Playing with fire
Aim of Iran’s behaviour is to trick White House into revealing its intentions.
2017/02/12 Issue: 93 Page: 6
The Arab Weekly
Iran is “playing with fire”. These are not my words but those of US President Donald Trump. He has warned the mullahs against continuing their expansionist schemes and advised them to realise the difference between him and “kind” former president Barack Obama.
Now that another cold war of words is alight between Washington and Tehran following Iran’s recent ballistic missile test, I do not see any strategic objectives behind the test except probing the intentions of the new US administration and taunting it.
I am sure that Iran did what it did after carefully examining North Korea’s experience in dealing with the United States. Iran has improved on North Korea’s strategy and used its own significant heritage in carpet-selling techniques and strategies to its advantage in negotiations with the West.
Thus, Iran was able to strike an advantageous nuclear deal and repatriate its frozen assets. It also succeeded in luring Eastern businesses by dangling deals worth billions of dollars in civil aviation and other domains.
Iran’s behaviour is a calculated provocation towards the Trump administration. Its aim is to trick the White House into revealing its intentions and thus select the guiding thread in dealing with them.
This strategy is not a defensive one, as it might seem, but an offensive one. Iran has chosen to start its provocation strategy before the new administration at the White House can find the time to beef up the Iranian file and come up with alternatives.
The mullahs have extensive experience in the art of negotiating, dodging and stalling. They took the initiative and reduced the United States to a reactive role. They know quite well that, for the moment, the US administration can only condemn and talk big. It is still tender-footed and is kept busy defending its ban on immigrants and its wall project along the US-Mexican border.
Observers say that the mullahs in Tehran are going to be irked by the new American sanctions against certain Iranian individuals and businesses. They certainly will, but only on the outside as part of the show. On the inside, the sanctions are part of the provocation plan. The sanctions will also irk other international players keen on doing profitable business with Iran.
This is not the first time we have heard the phrase “playing with fire” used in US political discourse concerning Iran. Former US presidents and senior officials have used these exact words and other similar expressions on several previous occasions. So, the mullahs are used to them and will not back down. In fact, they might go one step further and take the game one level up.
It does not have to be through a second ballistic missile test, it could be through securing gains in Syria or elsewhere. Iran is very good at the keep-them-on-the-edge-of-their-seats game and is not shy about using the strategy of bringing the world to the brink of disaster; then either it suddenly backs down or its opponents do.
During the coming stages of the game, the countries of the Arabian Gulf ought not limit themselves to the role of spectators in this strategic game. Years of being spectators robbed them of any initiative. We should not enjoy the current game for long and must start fixing our paths ourselves regardless of who wins this cold war, or even a potential “hot” war, between Iran and the United States.
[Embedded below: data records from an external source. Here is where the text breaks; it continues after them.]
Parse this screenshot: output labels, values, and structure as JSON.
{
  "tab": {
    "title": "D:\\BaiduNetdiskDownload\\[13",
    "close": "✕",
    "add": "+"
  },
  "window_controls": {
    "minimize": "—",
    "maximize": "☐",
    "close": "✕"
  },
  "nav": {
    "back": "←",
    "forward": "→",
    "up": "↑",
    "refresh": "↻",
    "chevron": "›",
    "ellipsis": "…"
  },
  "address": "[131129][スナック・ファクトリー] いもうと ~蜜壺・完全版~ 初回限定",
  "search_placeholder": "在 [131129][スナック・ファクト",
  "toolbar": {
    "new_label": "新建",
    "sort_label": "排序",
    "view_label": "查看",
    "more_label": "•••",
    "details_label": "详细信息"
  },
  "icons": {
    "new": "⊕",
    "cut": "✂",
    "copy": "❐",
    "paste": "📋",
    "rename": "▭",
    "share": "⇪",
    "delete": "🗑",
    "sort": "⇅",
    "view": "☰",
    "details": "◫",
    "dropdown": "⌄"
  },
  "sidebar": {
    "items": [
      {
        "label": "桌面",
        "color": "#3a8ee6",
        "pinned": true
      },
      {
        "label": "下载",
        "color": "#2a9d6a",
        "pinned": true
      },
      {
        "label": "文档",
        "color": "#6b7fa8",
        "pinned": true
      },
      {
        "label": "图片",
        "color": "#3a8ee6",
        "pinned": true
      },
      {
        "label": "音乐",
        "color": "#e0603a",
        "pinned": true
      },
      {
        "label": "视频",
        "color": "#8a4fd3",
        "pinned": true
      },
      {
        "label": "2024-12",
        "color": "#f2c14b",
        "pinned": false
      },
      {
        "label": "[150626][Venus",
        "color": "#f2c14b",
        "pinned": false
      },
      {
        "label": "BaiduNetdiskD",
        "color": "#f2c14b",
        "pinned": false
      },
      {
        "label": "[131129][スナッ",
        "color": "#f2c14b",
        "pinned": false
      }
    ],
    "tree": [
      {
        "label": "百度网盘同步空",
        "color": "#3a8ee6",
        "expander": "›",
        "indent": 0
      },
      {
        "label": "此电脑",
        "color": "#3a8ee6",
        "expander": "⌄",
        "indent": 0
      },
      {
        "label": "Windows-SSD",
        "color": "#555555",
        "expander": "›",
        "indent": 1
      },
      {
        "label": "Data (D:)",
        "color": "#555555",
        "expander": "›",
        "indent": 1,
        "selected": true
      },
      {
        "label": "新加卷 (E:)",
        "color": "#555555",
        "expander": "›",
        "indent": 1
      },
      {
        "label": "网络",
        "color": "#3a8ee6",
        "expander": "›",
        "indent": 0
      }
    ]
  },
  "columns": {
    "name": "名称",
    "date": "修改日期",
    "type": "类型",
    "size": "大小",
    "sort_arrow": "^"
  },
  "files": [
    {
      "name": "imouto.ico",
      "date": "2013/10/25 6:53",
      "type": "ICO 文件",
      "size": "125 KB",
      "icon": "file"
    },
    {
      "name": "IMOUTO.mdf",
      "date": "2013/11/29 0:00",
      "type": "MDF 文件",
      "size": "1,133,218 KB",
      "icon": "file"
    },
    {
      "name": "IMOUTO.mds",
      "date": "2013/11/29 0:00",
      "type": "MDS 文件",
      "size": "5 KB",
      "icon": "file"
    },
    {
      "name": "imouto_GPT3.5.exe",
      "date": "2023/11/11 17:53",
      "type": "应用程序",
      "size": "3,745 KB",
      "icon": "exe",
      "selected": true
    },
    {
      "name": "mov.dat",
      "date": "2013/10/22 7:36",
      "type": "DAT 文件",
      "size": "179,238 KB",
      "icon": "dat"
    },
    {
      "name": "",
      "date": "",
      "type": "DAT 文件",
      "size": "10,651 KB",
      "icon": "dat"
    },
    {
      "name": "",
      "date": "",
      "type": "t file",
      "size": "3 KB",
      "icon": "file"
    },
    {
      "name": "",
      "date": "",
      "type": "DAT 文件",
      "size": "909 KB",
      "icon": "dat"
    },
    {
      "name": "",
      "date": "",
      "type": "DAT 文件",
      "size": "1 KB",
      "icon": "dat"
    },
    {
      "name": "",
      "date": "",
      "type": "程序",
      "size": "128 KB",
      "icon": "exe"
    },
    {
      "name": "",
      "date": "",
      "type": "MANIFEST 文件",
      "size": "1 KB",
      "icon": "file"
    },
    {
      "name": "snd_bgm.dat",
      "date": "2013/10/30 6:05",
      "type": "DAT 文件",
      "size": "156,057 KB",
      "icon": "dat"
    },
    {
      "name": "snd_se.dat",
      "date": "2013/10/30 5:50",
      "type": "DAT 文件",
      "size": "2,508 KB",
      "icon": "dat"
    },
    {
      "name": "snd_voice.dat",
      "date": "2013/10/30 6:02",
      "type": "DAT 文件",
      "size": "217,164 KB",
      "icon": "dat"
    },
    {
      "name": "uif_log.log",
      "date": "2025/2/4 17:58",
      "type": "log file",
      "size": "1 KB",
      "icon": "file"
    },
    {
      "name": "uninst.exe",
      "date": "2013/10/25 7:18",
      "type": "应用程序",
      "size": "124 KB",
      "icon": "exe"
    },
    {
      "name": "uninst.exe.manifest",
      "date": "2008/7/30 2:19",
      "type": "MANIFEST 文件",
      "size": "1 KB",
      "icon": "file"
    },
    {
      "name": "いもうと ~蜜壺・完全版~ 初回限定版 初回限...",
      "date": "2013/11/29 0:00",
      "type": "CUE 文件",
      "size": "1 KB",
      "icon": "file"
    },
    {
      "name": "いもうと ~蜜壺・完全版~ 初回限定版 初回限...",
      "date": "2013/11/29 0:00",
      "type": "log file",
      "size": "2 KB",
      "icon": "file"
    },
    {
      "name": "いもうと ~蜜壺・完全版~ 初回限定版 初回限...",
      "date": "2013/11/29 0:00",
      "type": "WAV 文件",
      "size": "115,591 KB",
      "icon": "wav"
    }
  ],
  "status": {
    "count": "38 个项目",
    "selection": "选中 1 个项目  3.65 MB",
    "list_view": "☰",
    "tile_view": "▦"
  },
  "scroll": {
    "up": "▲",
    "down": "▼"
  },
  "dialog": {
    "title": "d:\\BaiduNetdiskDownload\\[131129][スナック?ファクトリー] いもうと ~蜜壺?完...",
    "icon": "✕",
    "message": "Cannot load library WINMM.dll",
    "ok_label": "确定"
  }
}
The interests of the Gulf Cooperation Council (GCC) countries are, in theory, dependent on US-Iranian relations but I believe it is unwise to simply await an American initiative to curtail Iran’s expansionist policies. We risk being surprised by agreements detrimental to our relations with the United States, our main strategic partner.
I believe we ought to move according to our interests inside the GCC. We need to clearly outline to the Trump administration our specific wishes on the regional level and redraw our strategic partnership with America based on a network of mutual interests impervious to Iran’s meddling.
The United States’ strategic interests change all the time but so do ours and those of the mullahs on the opposite shores of the Arabian Gulf. So we need to think of alternatives and innovative solutions in our relations with our American partner.
We need to take into consideration all potential trends in the domains of energy, Sino-American relations, America’s isolationist orientation, Iran’s expansionist ambitions and potential roles of other regional powers such as Turkey, India, Pakistan and Egypt, which are liable to affect security in the Gulf countries.
We must also not disregard Israel’s own strategies and plans in the region. Ignoring them will not make them disappear nor will it help our own plans and strategies, regardless of what we think of them.